Feel Like Venting? You May Want to Think Again... Literally
4 Healthy Ways to Express Your Anger Without Blowing Up
Posted February 6, 2011
With all of the stress going on in our hectic lives, it's not unusual to feel angry and want to lash out at people, scream, punch pillows, or worse. In fact, a lot of people believe that this kind of catharsis or open expression is the best way to overcome angry feelings. Unfortunately, this is one of the most widespread social myths of our time (largely due to the legacy of Joseph Breuer and Sigmund Freud's well-known theory that bottled up anger is more harmful than expressed anger). It turns out that when put to the test, researchers have discovered that not only does venting not necessarily improve our psychological state, it may actually worsen it.
Yes, you read that correctly. Angry tirades, punching pillows (or anything else), and confrontation of the person we view as the cause of our anger doesn't necessarily reduce or resolve our anger; in some cases, it makes it worse (not to mention the regret we often feel after we do something rash). In fact, Brad Bushman, one of today's leading researchers on anger and aggressive responding, believes that "venting to reduce anger is like using gasoline to put out a fire--it only feeds the flame."1
So if venting isn't the answer, what is?
1) Remove yourself from the situation. By physically removing yourself from the situation, you are giving yourself a chance to reflect and come up with a rational plan to address the problem. Staying immersed in the situation greatly increases the probability that you will react to the emotion and later regret what you did or said in the "heat of the moment." Walking away separates you from the "source" of the anger so that you're able to reflect, breathe, and calm yourself down. Of course, if the source of your anger is internal, then it's hard to "walk away" from it. But working out your anger--literally--is another great way to effectively release anger. An intense workout or any kind of physical exercise is a great way to release tension and negative emotions, in part, because exercise releases natural endorphins, which make us feel good.
2) Delay your reaction. Delaying any kind of action or reaction, even a few minutes, often serves to diffuse anger. This works very well when you're angry and you decide to write an angry email or letter. If you delay sending it, once you come back to it, you'll likely either tone it down a bit before you do send it or not send it at all.
3) Distract yourself. Read a book, sing a song, paint a picture, play a game--do whatever it takes to take your mind off the source of your angry feelings.
4) Find an incompatible response. This last tip is the simplest, but often the hardest to do--breathe and relax. It is physiologically impossible to be tense and relaxed at the same time. Deep breathing and relaxation (which can take many forms, such as a warm bath, listening to music, muscle contraction and release, etc.) is the quickest and surest way to replace anger with calm.

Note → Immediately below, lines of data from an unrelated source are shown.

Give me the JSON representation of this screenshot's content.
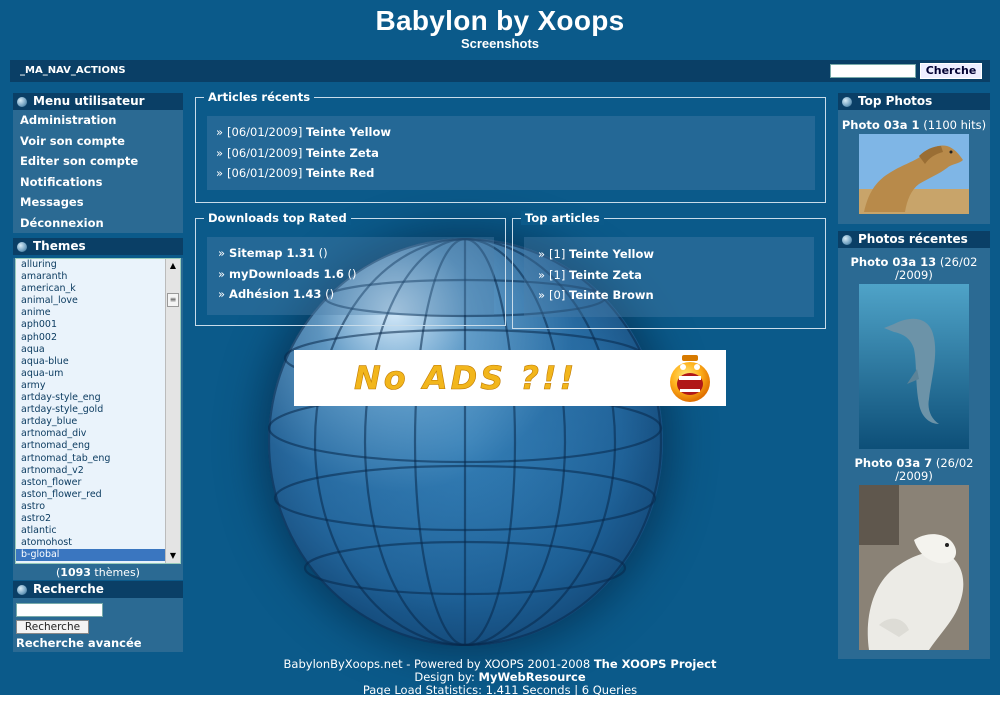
{
  "header": {
    "title": "Babylon by Xoops",
    "slogan": "Screenshots"
  },
  "navbar": {
    "actions_label": "_MA_NAV_ACTIONS",
    "search_value": "",
    "search_button": "Cherche"
  },
  "user_menu": {
    "title": "Menu utilisateur",
    "items": [
      "Administration",
      "Voir son compte",
      "Editer son compte",
      "Notifications",
      "Messages",
      "Déconnexion"
    ]
  },
  "themes": {
    "title": "Themes",
    "items": [
      "alluring",
      "amaranth",
      "american_k",
      "animal_love",
      "anime",
      "aph001",
      "aph002",
      "aqua",
      "aqua-blue",
      "aqua-um",
      "army",
      "artday-style_eng",
      "artday-style_gold",
      "artday_blue",
      "artnomad_div",
      "artnomad_eng",
      "artnomad_tab_eng",
      "artnomad_v2",
      "aston_flower",
      "aston_flower_red",
      "astro",
      "astro2",
      "atlantic",
      "atomohost",
      "b-global"
    ],
    "selected": "b-global",
    "count_open": "(",
    "count_value": "1093",
    "count_suffix": " thèmes)"
  },
  "search": {
    "title": "Recherche",
    "input_value": "",
    "button": "Recherche",
    "advanced_label": "Recherche avancée"
  },
  "recent_articles": {
    "title": "Articles récents",
    "items": [
      {
        "date": "[06/01/2009]",
        "name": "Teinte Yellow"
      },
      {
        "date": "[06/01/2009]",
        "name": "Teinte Zeta"
      },
      {
        "date": "[06/01/2009]",
        "name": "Teinte Red"
      }
    ]
  },
  "downloads_top": {
    "title": "Downloads top Rated",
    "items": [
      {
        "name": "Sitemap 1.31",
        "extra": "()"
      },
      {
        "name": "myDownloads 1.6",
        "extra": "()"
      },
      {
        "name": "Adhésion 1.43",
        "extra": "()"
      }
    ]
  },
  "top_articles": {
    "title": "Top articles",
    "items": [
      {
        "count": "[1]",
        "name": "Teinte Yellow"
      },
      {
        "count": "[1]",
        "name": "Teinte Zeta"
      },
      {
        "count": "[0]",
        "name": "Teinte Brown"
      }
    ]
  },
  "ad": {
    "text": "No ADS ?!!"
  },
  "top_photos": {
    "title": "Top Photos",
    "items": [
      {
        "name": "Photo 03a 1",
        "meta": " (1100 hits)",
        "icon": "camel-photo"
      }
    ]
  },
  "recent_photos": {
    "title": "Photos récentes",
    "items": [
      {
        "name": "Photo 03a 13",
        "meta_line1": " (26/02",
        "meta_line2": "/2009)",
        "icon": "dolphin-photo"
      },
      {
        "name": "Photo 03a 7",
        "meta_line1": " (26/02",
        "meta_line2": "/2009)",
        "icon": "polar-bear-photo"
      }
    ]
  },
  "footer": {
    "line1_prefix": "BabylonByXoops.net - Powered by XOOPS 2001-2008 ",
    "line1_bold": "The XOOPS Project",
    "line2_prefix": "Design by: ",
    "line2_bold": "MyWebResource",
    "line3": "Page Load Statistics: 1.411 Seconds | 6 Queries"
  },
  "colors": {
    "background": "#0b5a8a",
    "block_title": "#0a3f66",
    "selected_theme": "#3a76c0",
    "ad_text": "#f2b61c"
  }
}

Finally, it's important to recognize that anger is as much a symptom as it is an emotion. And like any other symptom, its frequency and intensity is something you should pay close attention to. Using a medical example, if you get a headache every once in a while, that's normal. But if you find your head is hurting often, there may be an underlying problem causing it that you should look into. The same applies to anger. If you find yourself getting angry more easily or more often than ever before, it may signal a more serious problem, such as depression or burnout, and that's not something you want to ignore.
Until next time, I'll leave you with these wise words: Holding on to anger is like grasping a hot coal with the intent of throwing it at someone else; you are the one who gets burned. ~Buddha

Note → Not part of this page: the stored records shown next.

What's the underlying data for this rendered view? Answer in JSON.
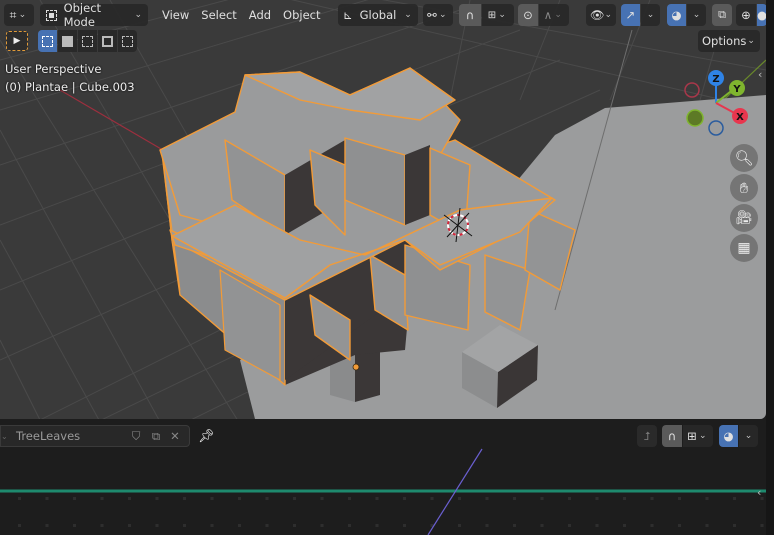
{
  "header": {
    "editor_type_icon": "object-data-icon",
    "mode": {
      "label": "Object Mode",
      "icon": "object-mode-icon"
    },
    "menus": [
      "View",
      "Select",
      "Add",
      "Object"
    ],
    "transform_orientation": {
      "label": "Global",
      "icon": "orientation-icon"
    },
    "pivot_icon": "pivot-point-icon",
    "snap_icon": "magnet-icon",
    "snap_target_icon": "snap-increment-icon",
    "proportional_icon": "proportional-edit-icon",
    "falloff_icon": "falloff-curve-icon",
    "visibility_icon": "eye-select-icon",
    "gizmo_icon": "gizmo-icon",
    "overlay_icon": "overlay-icon",
    "xray_icon": "xray-icon",
    "shading_wire_icon": "wireframe-sphere-icon",
    "options_label": "Options"
  },
  "toolbar": {
    "select_tool_icon": "cursor-select-icon",
    "select_modes": [
      "select-new-icon",
      "select-extend-icon",
      "select-subtract-icon",
      "select-invert-icon",
      "select-intersect-icon"
    ],
    "active_mode_index": 0
  },
  "viewport": {
    "view_name": "User Perspective",
    "object_info": "(0) Plantae | Cube.003",
    "gizmo_axes": {
      "x": "X",
      "y": "Y",
      "z": "Z"
    },
    "nav_buttons": [
      "zoom-icon",
      "pan-hand-icon",
      "camera-icon",
      "ortho-grid-icon"
    ],
    "colors": {
      "selection": "#f29b38",
      "axis_x": "#e8364e",
      "axis_y": "#7fb52e",
      "axis_z": "#2f83e6"
    }
  },
  "timeline": {
    "action_name": "TreeLeaves",
    "fake_user_icon": "shield-icon",
    "duplicate_icon": "copy-icon",
    "unlink_icon": "close-icon",
    "pin_icon": "pin-icon",
    "right_buttons": [
      "normalize-icon",
      "magnet-icon",
      "snap-icon",
      "overlay-icon"
    ]
  }
}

© 2011 Sherrie Bourg Carter, All Rights Reserved
Sherrie Bourg Carter is the author of the newly released book, High Octane Women: How Superachievers Can Avoid Burnout (Prometheus Books, 2011).
1. Brad Bushman, "Venting Anger Only Feeds the Flame," Personality and Social Psychology Bulletin 28, no. 6 (2002): 724-731.